Research Papers

Mechanisms for Wide-Chord Fan Blade Flutter

[+] Author and Article Information
Mehdi Vahdati

 Imperial College London MED, Exhibition Road, London SW7 2AZ, UKm.vahdati@imperial.ac.uk

George Simpson

 Rolls-Royce PLC, P.O. Box 31, Derby DE24 8BJ, UK

Mehmet Imregun

 Imperial College London MED, Exhibition Road, London SW7 2AZ, UK

J. Turbomach 133(4), 041029 (Apr 27, 2011) (7 pages) doi:10.1115/1.4001233 History: Received August 19, 2009; Revised October 28, 2009; Published April 27, 2011; Online April 27, 2011

This paper describes a detailed wide-chord fan blade flutter analysis with emphasis on flutter bite. The same fan was used with three different intakes of increasing complexity to explain flutter mechanisms. Two types of flutter, namely, stall and acoustic flutters, were identified. The first intake is a uniform cylinder, in which there are no acoustic reflections. Only the stall flutter, which is driven by flow separation, can exist in this case. The second intake, based on the first one, has a “bump” feature to reflect the fan’s forward pressure wave at a known location so that detailed parametric studies can be undertaken. The analysis revealed a mechanism for acoustic flutter, which is driven by the phase of the reflected wave. The third intake has the typical geometric features of a flight intake. The results indicate that flutter bite occurs when both stall and acoustic flutters happen at the same speed. It is also found that blade stiffening has no effect on aero-acoustic flutter.

Copyright © 2011 by American Society of Mechanical Engineers
Your Session has timed out. Please sign back in to continue.



Grahic Jump Location
Figure 10

(a) Total aerodamping (left) and (b) aerodamping due to bump only

Grahic Jump Location
Figure 3

1F/2ND assembly vibration mode

Grahic Jump Location
Figure 4

Aerodamping with plain intake

Grahic Jump Location
Figure 5

Steady-state pressure and stall regions on suction surface (S/S)

Grahic Jump Location
Figure 6

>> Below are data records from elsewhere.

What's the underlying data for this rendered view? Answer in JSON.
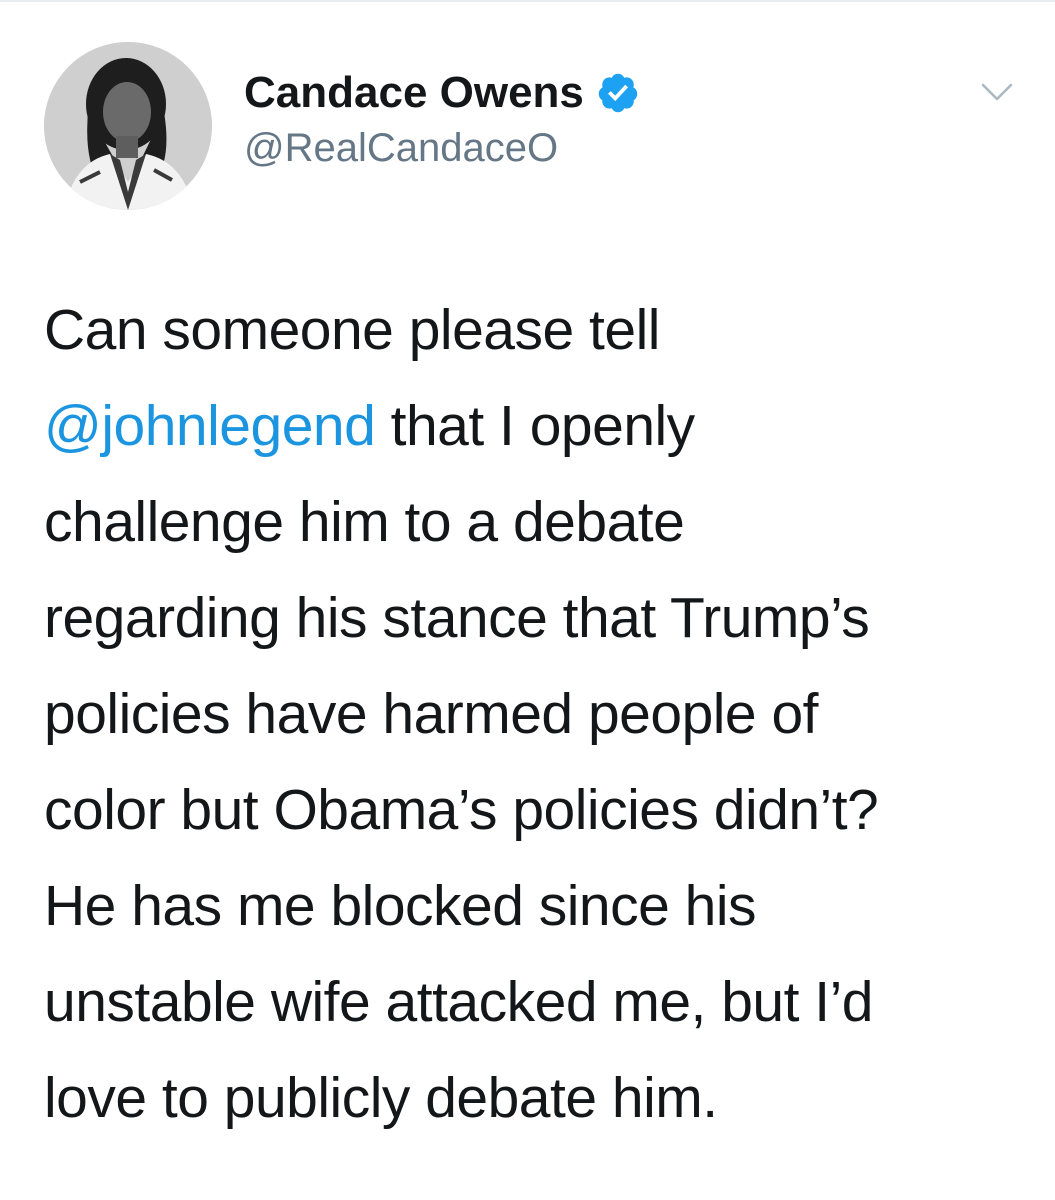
{
  "author": {
    "display_name": "Candace Owens",
    "handle": "@RealCandaceO",
    "verified": true,
    "avatar": "profile-photo-grayscale"
  },
  "icons": {
    "verified": "verified-badge-icon",
    "menu": "chevron-down-icon"
  },
  "colors": {
    "mention": "#1b95e0",
    "verified_badge": "#1da1f2",
    "handle": "#657786",
    "text": "#14171a"
  },
  "tweet": {
    "lines": [
      {
        "text": "Can someone please tell"
      },
      {
        "mention": "@johnlegend",
        "after": " that I openly"
      },
      {
        "text": "challenge him to a debate"
      },
      {
        "text": "regarding his stance that Trump’s"
      },
      {
        "text": "policies have harmed people of"
      },
      {
        "text": "color but Obama’s policies didn’t?"
      },
      {
        "text": "He has me blocked since his"
      },
      {
        "text": "unstable wife attacked me, but I’d"
      },
      {
        "text": "love to publicly debate him."
      }
    ]
  }
}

Unsteady pressure amplitude on the blade surface (left) and time histories at points A and B (dx: motion, dp: pressure)

Grahic Jump Location
Figure 7

Aerodamping as a function of the bump position

Grahic Jump Location
Figure 8

Displacement and modal force time histories for X1 and X2

Grahic Jump Location
Figure 9

Unsteady pressure waves: (a) unsteady pressure, (b) forward pressure wave, and (c) backward pressure wave

Grahic Jump Location
Figure 11

Domain used for flutter analysis—real intake

Grahic Jump Location
Figure 1

Computational domain

Grahic Jump Location
Figure 2

Computed characteristic

Grahic Jump Location
Figure 12

Characteristic computed with flight intake

Grahic Jump Location
Figure 13

Aerodamping along high working line HWK

Grahic Jump Location
Figure 14

1D forward and backward waves (104 Pa)

Grahic Jump Location
Figure 15

(a) Amplitude and (b) phase of the reflected wave

Grahic Jump Location
Figure 16

Aerodamping as a function of the blade frequency—plain intake

Grahic Jump Location
Figure 17

Aerodamping as a function of blade frequency—80% speed, flight intake



Some tools below are only available to our subscribers or users with an online account.

Related Content

Customize your page view by dragging and repositioning the boxes below.

Related Journal Articles
Related eBook Content
Topic Collections

Sorry! You do not have access to this content. For assistance or to subscribe, please contact us:

  • TELEPHONE: 1-800-843-2763 (Toll-free in the USA)
  • EMAIL: asmedigitalcollection@asme.org
Sign In